Just read an article about a school librarian who has realized that the secret to getting her students in the library and excited about reading is to quantity not variety. Buy more copies of the titles they want to read, sometimes up to 10 or more. She's found that they are excited about the books, are in the library more, and tell her what books they like since she listens and does something about it.
As I usually do, I think about this concept in my own context or similar contexts. Could this work in an academic library? Could this work in a public library? Well, I think it already does in public libraries. Most public library systems I know buy multiple copies of the "bestsellers". But they seem to be based on more official definitions of such, turning to the NYT list or critics or whatnot. It would be interesting to hear about a system more like what this school librarian has done: becoming responsive to the wishes of the local users. Creating a community of communication around what is cool and what is popular.
And academic libraries? Well, unlike school and public libraries, a good portion of the information accessed in an academic library is not "for fun" or an "impulse buy". It's directed. They're looking up specific information or studying a specific topic often with a specific goal in mind, an exam, a paper, etc. They're not looking for what they want but what they need and what they need is easier to identify and quantify. There does not seem to be the need for a large quantity of single titles. There's enough variety in the goals of students and faculty most of the time, and even if there isn't, no one's coming in to access it at the same time.
There's also the e-solution. Academic libraries use more e-resources (ebooks, ejournals, databases, etc.) than public or school libraries. With e-resources, the option to allow access to more than one person at a time is almost a default and the cost for adding more "seats" is not usually the same as the first.
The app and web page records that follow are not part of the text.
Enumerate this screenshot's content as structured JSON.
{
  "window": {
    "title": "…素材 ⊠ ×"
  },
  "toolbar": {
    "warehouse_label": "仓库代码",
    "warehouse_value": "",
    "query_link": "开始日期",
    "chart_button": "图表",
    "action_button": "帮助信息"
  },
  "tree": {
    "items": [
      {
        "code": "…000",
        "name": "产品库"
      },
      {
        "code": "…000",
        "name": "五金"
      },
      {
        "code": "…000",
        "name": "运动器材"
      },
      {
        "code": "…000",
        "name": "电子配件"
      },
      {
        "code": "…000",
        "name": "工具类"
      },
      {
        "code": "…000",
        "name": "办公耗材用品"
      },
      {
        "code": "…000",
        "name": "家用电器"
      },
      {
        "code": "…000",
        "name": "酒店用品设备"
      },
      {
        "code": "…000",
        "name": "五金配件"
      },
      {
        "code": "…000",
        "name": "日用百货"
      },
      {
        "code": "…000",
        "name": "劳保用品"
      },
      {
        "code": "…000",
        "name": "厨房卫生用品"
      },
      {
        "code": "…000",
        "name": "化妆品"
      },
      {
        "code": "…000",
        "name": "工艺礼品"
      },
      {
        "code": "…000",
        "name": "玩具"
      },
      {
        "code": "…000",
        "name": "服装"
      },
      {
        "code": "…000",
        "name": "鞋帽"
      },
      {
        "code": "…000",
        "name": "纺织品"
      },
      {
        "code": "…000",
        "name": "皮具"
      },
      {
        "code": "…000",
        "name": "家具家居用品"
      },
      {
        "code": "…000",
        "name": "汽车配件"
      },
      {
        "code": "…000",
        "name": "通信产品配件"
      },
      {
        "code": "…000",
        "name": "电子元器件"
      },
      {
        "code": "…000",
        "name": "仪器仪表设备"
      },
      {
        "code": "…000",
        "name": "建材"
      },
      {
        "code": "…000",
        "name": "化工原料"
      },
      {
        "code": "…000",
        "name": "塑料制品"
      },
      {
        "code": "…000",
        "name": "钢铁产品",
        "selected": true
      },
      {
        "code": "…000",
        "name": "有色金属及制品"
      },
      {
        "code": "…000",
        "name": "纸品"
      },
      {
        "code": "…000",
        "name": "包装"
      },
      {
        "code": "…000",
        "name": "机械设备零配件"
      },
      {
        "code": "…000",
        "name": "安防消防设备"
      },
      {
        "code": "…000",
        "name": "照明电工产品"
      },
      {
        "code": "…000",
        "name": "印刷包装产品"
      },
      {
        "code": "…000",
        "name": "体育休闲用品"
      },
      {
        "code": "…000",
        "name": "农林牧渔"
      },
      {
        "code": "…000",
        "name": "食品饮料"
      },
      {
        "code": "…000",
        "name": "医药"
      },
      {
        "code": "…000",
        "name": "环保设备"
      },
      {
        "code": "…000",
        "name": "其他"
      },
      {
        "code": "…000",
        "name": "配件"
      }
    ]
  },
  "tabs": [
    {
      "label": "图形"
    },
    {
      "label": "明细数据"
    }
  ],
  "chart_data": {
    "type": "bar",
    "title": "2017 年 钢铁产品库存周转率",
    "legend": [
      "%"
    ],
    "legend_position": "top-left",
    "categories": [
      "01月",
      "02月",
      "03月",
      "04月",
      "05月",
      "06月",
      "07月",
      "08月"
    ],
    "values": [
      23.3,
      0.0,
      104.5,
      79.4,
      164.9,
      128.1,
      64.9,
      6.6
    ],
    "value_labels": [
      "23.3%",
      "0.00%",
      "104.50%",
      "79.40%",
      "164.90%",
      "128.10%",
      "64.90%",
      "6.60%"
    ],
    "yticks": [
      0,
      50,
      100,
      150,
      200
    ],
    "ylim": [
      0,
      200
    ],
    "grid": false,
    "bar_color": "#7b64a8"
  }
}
Also, a big factor in the reading habits of school and public library patrons is the popularity of material. Popularity, although a part of what is chosen in an academic library collection, is a minor part. In fact, many academic users are trying to do something unique to either set themselves apart from others or in direct competition to others.
[ Response to Give Them What They Want: Shake up your selection policy with multiple copies of popular books by Kristine Chen from the School Library Journal, discovered through my "collection development" Google News search feed ]